tributing to the set of fruit that he
, arranges with his bee-keeper friends
to park several colonies of bees here
and there throughout the orchard un-
ja blossoming time is past.
—Jacob Schwartz, a farmer living
on the outskirts of Detroit about 54
years ago, was hauling a load of fer-
| tilizer whem the wretched road finally |
got such a tenacious grip on the wag- i
ron wheels that he was forced toun-
load the cargo. In so doing he cov-
ered some rhubarb plants nearby.
had dried out the |
. next spring he retrieved the fertiliz- |
After the roads
ler, and was surprised to discover
that the rhubarb kept warm by the
decaying organic matter, had been
growing all winter. The stalks were
not red, streaked with green, but al-
‘most pure red in color, and instead of
head is now as a large leaf at the top there was a |
The |
stalks looked so attractive that he |
| persuaded his wife to try them in |
.little leaf of creamy yellow.
, some pies.

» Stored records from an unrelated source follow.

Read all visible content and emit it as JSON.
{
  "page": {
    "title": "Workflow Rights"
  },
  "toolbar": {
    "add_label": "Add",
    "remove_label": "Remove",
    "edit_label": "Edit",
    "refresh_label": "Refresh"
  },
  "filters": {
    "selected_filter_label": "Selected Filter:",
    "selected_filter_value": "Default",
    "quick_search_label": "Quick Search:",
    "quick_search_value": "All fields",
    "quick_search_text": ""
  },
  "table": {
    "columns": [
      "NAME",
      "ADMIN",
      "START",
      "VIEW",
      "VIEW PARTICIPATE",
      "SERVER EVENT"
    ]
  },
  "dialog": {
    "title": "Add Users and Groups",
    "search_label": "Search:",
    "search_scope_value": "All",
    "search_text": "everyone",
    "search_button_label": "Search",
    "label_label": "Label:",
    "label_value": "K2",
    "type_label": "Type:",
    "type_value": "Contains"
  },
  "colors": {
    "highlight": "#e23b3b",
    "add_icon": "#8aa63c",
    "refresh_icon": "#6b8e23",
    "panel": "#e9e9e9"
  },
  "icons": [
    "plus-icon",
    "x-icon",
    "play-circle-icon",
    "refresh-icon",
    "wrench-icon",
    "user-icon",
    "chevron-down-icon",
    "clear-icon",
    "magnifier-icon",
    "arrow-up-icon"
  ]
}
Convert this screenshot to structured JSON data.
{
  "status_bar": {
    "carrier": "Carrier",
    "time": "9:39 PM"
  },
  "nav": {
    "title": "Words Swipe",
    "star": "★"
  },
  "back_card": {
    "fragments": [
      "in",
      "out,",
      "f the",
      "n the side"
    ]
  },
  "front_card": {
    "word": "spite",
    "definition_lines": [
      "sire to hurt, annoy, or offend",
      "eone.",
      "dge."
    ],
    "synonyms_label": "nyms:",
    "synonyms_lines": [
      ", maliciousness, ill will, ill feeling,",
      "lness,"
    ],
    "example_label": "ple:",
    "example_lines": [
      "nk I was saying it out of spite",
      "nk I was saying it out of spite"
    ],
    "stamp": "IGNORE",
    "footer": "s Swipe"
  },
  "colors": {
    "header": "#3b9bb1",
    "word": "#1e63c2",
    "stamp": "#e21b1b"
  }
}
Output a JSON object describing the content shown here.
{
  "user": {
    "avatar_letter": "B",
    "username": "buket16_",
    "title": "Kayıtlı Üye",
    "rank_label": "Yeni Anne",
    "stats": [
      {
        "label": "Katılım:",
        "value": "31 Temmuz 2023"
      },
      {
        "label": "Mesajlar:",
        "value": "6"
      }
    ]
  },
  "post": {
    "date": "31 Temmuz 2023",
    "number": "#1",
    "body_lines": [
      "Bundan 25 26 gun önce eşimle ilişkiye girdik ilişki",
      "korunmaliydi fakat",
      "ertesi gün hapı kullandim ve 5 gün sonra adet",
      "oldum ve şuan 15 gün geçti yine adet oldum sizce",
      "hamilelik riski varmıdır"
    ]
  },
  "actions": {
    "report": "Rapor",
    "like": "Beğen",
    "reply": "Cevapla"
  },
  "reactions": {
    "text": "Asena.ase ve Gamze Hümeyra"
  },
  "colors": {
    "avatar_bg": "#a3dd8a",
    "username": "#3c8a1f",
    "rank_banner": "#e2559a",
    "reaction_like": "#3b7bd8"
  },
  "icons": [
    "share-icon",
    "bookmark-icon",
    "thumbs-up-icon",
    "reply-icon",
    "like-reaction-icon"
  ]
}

So delicious was the re-
i sult that he built a box over his rhu-
barb plants, covered it up warmly
“and found the stalks grew quite long.
Now, as everybody knows, winter
| growing of rhubarb is an industry.
—Differences as great as 51 cents a
day in the returns which different Ill-
inois dairy cows of feed have been
and above the cost of feed have been
discovered by J. H. Brock of the Uni-
versity of Illinois, in summarizing the
records of 4,920 cows tested for milk
and butterfat production the last
Those cows in the highest produc-
of fat for the.year and returned their
owners $213 above the cost of feed, or
58 cents a day a cow. In contrast
cows in the lowest producing group
had an average of only 121.4 pounds
of butterfat to their credit and paid
returns, over and above the cost of
feed, of only $26.07 each. In other
words, they returned just 7 cents a
day to be used in defraying other ex-
penses of production, such as labor,
equipment cost and other miscella-
the poorest
returned $113.13 more than their feed
Sos. for the year, or about 31 cents &
ing group each averaged 496.1 pounds
interest on investment, building and
neous items. A third class of cows
about midway between the best and
ones averaged 297.6 |}
pounds of butterfat for the year and
Who Will Take Your Place?
Wa you are here, everything goes
well. How will it be after you have
gone? Who will see that those for
whom you have saved will continue to enjoy
the income your care has provided.
Everyday people are losing money
through bad investments. Why not profit by
experience, and place your estate in the
hands of trained men. This bank has full
Trust powers, and they are at your service.
The First. National Bank
RE you expecting to take an Easter
Week End Vacation this year?
Before you go rent a Lock Box in
our Safe Deposit Vault and place your val-
uables therein. Then you can have a pleas-
ant Easter Week End without anxiety in
regard to their safety. Private Lock Boxes
here rent for $2.00 and up per year.
the Day of All Days that
you would be all Dressed Up
The Fauble Stores make it easy for you.
The handsomest New Spring Suits and Top
Coats we have ever shown.
Prices so low that everyone can come out
All New on Easter Sunday.
Let us show you. We habe a Surprise for
you. One that you won't forget soon.
Stetson and Mallory Hats
Emery and La Mar Ties
Walkober Shoes
Gordon Hose, all at